Having already decided on the airframe we’ll be using, the next step is to test it. However, the large plane that I ordered is going to take close to a month to arrive. In the mean time, I’ll be running smaller form test (using ~1m wingspan foamies) to make sure that our fundamental assumptions are valid.
After all, I don’t want the large 2m wingspan MTD plane to be my first attempt at such a test; a crash landing would mean another month of waiting!
The smaller test
I ordered a couple of the AXN Clouds Fly floater, which arrived next day. This is smaller (just 1.1m wingspan) with a much lower wing area (remember that a proportionally sized 2m wing has 4 times the wing area of a 1m wing, not double). Still, the goal with this plane is a simple one: run an autonomous flight as far as we possibly can.
The foamie I ordered was just the body — it did not include any electronics, so I had to plug in the:
- Radio receiver
- Motor, electronic speed controller
- Autopilot (APM 2.8)
- Servos (for control surfaces: ailerons, rudder and elevator)
The setup is pretty involved, and took me a good 5 hours to complete.
Here’s a pic of the baby with everything installed (forgive the grainy mess, it’ll be explained shortly):
For detailed build steps, I followed this guide
Once the build was complete, it was time for a maiden flight
The maiden flight
For this first flight, I used a 2200 mAh Hobbyking battery, though I did plan to replace it with LiIon 3400 mAh batteries that have roughly double the energy density.
So I went to a nearby field, and took it out for a spin:
Note: The video won’t be winning any Oscars, but it does capture a part of the crash in a few of the frames :/ I’ll try and setup the camera so it’s actually pointing at the plane in the next attempt.
The flight went well initially, with the plane maintaining steady flight — though it did tend to pitch downwards. I tried trimming it up but that didn’t really address the issue. It was still pitching down. I also noticed the controls had too much authority, so I changed the weight of the controls from my transmitter.
In the end, I was able to get it to fly in a semi-stable state but it did not gain much altitude.

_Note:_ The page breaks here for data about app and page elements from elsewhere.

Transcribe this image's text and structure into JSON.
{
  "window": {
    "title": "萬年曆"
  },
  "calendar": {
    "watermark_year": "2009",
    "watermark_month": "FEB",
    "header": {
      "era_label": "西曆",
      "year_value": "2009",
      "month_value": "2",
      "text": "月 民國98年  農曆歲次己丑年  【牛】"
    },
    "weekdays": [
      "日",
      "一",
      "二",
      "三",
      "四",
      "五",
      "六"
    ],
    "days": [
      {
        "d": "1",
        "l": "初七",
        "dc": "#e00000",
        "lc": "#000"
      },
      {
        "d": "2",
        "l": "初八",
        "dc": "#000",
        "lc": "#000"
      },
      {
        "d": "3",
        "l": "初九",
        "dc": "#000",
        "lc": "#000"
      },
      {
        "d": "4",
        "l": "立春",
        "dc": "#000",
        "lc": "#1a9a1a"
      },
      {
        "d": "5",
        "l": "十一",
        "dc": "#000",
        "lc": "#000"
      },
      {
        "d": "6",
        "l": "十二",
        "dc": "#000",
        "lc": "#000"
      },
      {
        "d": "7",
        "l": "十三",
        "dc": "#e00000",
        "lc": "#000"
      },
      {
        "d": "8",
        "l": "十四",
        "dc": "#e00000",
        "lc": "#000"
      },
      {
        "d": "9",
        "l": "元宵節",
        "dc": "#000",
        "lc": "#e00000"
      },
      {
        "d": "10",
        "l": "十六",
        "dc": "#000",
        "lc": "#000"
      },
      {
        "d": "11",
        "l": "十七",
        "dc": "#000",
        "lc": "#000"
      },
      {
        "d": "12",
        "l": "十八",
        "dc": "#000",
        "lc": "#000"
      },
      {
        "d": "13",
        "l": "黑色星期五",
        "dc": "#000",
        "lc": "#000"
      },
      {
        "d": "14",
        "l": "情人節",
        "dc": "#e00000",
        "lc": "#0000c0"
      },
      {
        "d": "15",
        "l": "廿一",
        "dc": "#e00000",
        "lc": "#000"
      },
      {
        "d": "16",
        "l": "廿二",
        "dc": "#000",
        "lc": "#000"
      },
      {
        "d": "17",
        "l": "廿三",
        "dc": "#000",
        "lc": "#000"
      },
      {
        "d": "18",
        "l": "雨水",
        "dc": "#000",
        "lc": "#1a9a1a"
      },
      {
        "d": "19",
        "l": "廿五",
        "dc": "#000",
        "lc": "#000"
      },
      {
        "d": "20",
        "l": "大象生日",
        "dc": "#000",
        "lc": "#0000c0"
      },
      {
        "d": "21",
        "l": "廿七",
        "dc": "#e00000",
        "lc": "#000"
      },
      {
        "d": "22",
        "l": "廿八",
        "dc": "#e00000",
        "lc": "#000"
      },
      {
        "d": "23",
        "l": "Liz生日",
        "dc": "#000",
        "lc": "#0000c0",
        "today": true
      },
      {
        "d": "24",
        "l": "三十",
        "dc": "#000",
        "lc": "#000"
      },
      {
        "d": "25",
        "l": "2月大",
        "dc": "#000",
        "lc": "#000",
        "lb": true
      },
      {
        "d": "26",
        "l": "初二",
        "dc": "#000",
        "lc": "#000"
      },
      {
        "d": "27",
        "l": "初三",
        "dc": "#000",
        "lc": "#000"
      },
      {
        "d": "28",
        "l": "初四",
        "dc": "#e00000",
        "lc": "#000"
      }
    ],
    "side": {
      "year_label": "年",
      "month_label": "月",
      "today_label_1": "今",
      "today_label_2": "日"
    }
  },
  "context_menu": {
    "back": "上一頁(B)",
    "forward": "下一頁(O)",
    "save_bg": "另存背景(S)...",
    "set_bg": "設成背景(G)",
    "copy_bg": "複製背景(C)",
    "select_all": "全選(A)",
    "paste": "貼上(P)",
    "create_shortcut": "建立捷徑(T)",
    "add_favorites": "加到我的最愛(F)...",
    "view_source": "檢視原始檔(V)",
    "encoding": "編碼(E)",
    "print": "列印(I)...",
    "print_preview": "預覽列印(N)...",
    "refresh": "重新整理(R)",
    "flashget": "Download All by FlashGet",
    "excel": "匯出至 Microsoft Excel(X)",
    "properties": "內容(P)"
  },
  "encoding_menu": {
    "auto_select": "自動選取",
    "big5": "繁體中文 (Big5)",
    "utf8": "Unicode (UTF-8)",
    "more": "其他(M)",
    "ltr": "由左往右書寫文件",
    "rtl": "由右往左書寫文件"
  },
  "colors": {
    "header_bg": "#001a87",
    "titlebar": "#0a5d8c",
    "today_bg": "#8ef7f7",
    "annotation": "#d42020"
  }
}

When I applied elevator, it would pitch up suddenly, then pitch down after I let go — in a see-saw fashion.
Eventually, the plane crashed in a tree — too high for me to retrieve:
I hadn’t had much practice flying fixed wing craft so maybe I just didn’t know what I was doing. It’s a tertiary point though — the mission does not (and should not) depend on my ability to fly the plane.
I’ve now revised the plan to include Autonomous flights only and not manual ones. This also saves me the trouble of figuring out how to get radio communication working over long distances.
- Don’t learn to fly a plane with a real plane. Use a simulator to get the hang of things first, or just use an autopilot with waypoints configured
- The plane has to be able to gain altitude quicker
- Increase propeller size for more power
- Reduce the weight of the plane (use smaller battery pack, autopilot)
I’ll run another test with the spare body that I have.
The changes I’ll make:
- Use a larger prop to provide more power (I’ll use a 6 inch prop instead of the 5 inch stock) resulting in quicker climbs. Reducing the weight will also help, since lower wing loading means faster climbs too.
- Add GPS and use waypoint or loiter flights (in loiter flight, the plane just flys around in circles at a fix altitude). I’ll try and use a smaller autopilot since the APM is pretty big.